We could have talked all morning (the benefit of a 3 hour class session) but we held it to about an hour and fifteen minutes or so. Hopefully, along the way I answered some questions you might have about how the business works. So often it amounts to working hard at being a better writer and gathering a group of other talented, hard-working people around you so you can all rise together.

Dr. Rosanne Welch is a television writer with credits that include Beverly Hills 90210, Picket Fences, ABCNEWS: Nightline and Touched by an Angel. She also teaches Television Writing and the Art of Film at San Jose State University.

Rosanne discusses what made shows like Beverly Hills 90210 compelling, what to do and not to do when attempting to pitch a show to broadcast or streaming, what most young writers neglect in their writing process, and much more!

The Courier Thirteen Podcast is available on YouTube, Spotify, Apple Podcasts, SoundCloud, and Audible.

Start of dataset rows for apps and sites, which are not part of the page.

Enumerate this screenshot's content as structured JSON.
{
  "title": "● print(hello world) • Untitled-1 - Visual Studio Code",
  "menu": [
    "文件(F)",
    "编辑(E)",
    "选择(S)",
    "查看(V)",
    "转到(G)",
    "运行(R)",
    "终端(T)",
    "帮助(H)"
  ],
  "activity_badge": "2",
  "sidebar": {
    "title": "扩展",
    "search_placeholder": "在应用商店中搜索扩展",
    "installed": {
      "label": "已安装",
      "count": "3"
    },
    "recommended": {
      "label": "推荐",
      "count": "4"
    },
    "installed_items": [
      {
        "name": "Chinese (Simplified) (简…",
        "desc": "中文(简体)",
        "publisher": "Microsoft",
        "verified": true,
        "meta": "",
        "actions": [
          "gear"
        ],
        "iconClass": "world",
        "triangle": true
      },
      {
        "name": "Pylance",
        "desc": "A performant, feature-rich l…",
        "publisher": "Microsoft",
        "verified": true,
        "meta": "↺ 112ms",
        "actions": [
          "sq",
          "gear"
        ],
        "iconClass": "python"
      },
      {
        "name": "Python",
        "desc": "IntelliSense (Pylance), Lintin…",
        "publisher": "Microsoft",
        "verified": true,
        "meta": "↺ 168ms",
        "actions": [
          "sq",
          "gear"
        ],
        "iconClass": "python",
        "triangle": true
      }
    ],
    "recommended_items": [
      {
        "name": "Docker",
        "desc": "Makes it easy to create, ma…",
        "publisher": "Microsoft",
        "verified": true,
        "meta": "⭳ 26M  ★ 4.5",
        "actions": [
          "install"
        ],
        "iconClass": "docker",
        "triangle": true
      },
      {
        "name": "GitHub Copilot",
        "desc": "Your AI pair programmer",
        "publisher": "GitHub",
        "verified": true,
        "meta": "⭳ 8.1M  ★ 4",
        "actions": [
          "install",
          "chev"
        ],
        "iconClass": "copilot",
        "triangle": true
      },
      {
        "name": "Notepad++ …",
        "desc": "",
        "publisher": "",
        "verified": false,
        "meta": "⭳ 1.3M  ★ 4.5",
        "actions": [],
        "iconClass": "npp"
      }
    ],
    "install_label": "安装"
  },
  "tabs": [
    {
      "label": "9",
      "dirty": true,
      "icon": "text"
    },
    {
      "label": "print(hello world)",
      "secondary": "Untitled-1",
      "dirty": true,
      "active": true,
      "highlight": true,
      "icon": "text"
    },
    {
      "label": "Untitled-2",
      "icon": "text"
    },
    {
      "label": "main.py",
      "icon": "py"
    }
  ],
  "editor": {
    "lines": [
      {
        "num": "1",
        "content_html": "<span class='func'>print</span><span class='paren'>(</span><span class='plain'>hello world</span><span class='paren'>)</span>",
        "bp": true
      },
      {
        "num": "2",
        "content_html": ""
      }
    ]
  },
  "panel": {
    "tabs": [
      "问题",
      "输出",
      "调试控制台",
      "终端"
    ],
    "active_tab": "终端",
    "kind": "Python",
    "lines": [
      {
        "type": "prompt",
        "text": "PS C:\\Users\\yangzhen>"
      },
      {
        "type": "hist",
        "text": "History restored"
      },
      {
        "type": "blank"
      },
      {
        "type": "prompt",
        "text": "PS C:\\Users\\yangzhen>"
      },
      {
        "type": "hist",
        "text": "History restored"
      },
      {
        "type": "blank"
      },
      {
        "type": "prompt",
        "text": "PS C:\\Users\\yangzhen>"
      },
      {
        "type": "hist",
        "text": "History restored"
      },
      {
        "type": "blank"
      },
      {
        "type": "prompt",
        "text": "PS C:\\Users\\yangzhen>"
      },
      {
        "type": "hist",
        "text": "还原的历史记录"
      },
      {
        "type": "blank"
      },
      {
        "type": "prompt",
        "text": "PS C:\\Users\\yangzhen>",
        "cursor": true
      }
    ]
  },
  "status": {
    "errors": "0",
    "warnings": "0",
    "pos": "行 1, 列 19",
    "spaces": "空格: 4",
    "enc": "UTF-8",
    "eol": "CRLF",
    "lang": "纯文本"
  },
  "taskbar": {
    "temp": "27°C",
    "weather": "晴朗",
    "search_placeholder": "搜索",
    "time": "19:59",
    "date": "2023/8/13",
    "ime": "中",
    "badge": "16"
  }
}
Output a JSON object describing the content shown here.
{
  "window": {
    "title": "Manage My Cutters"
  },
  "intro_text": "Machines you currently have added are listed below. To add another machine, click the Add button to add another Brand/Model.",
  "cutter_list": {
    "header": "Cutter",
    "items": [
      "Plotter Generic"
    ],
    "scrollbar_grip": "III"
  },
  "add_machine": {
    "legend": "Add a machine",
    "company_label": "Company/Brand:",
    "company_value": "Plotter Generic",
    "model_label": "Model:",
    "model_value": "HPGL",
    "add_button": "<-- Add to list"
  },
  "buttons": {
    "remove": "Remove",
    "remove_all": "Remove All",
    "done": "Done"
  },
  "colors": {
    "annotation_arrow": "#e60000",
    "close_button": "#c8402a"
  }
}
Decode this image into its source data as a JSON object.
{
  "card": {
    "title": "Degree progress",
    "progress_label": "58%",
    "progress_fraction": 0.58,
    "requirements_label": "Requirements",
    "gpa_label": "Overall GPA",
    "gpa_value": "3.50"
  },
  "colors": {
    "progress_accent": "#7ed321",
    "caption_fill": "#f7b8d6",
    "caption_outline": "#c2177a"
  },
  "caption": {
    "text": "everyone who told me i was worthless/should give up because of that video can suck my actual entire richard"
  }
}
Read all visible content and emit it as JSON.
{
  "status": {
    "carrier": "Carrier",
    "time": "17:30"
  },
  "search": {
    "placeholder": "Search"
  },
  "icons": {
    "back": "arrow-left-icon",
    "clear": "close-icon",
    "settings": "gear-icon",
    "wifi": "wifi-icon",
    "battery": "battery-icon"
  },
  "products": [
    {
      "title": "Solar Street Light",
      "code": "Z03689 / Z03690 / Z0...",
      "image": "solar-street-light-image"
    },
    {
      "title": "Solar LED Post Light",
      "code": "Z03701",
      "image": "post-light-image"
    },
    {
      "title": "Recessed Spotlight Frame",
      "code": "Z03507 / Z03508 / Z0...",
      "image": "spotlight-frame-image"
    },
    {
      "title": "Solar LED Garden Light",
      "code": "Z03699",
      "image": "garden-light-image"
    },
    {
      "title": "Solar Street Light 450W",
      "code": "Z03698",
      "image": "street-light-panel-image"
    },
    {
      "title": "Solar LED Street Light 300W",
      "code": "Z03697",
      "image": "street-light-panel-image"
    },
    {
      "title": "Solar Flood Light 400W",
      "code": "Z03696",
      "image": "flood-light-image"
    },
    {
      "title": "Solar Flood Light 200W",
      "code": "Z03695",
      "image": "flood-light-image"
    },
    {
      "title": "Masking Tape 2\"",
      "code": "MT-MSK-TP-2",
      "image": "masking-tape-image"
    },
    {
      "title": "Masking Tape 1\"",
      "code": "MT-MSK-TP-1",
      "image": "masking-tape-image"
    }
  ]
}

50 Collaboration Is Required from There And Back Again: Writing and Developing for American TV [Video]

50 Collaboration Is Required from There And Back Again: Writing and Developing for American TV [Video]

Thanks to the gracious invitation from my Screenwriting Research Network colleague Paolo Russo – and a grant he was able to procure (and in the before-Covid time) I was able to spend a week at Oxford Brookes University working with the screenwriting masters students in Paolo’s course. At the culmination of the week, I gave this lecture on how writers rooms worked in the States.

Transcript:

 

What I hope you learned from me today is that a writer’s room requires collaboration. It’s always about sharing and talking with the other people to make the product better and participation. You can’t just sit in a corner. You have to be part of that conversation or your perspective will not be included and that’s bad for you and anybody else who looks like you. It’s your job to represent when you’re in the room. So you need to be able to do that. Plus I love this quote of Einstein’s — Imagination. You’re selling your imagination. Who gets to do that? What job do you get to do that in except writing? I think that is the coolest thing in the world.

 

Watch this entire presentation

Subscribe to Rosanne’s Channel and receive notice of each new video!

 


* A portion of each sale from Amazon.com directly supports our blogs
** Many of these books may be available from your local library. Check it out!
† Available from the LA Public Library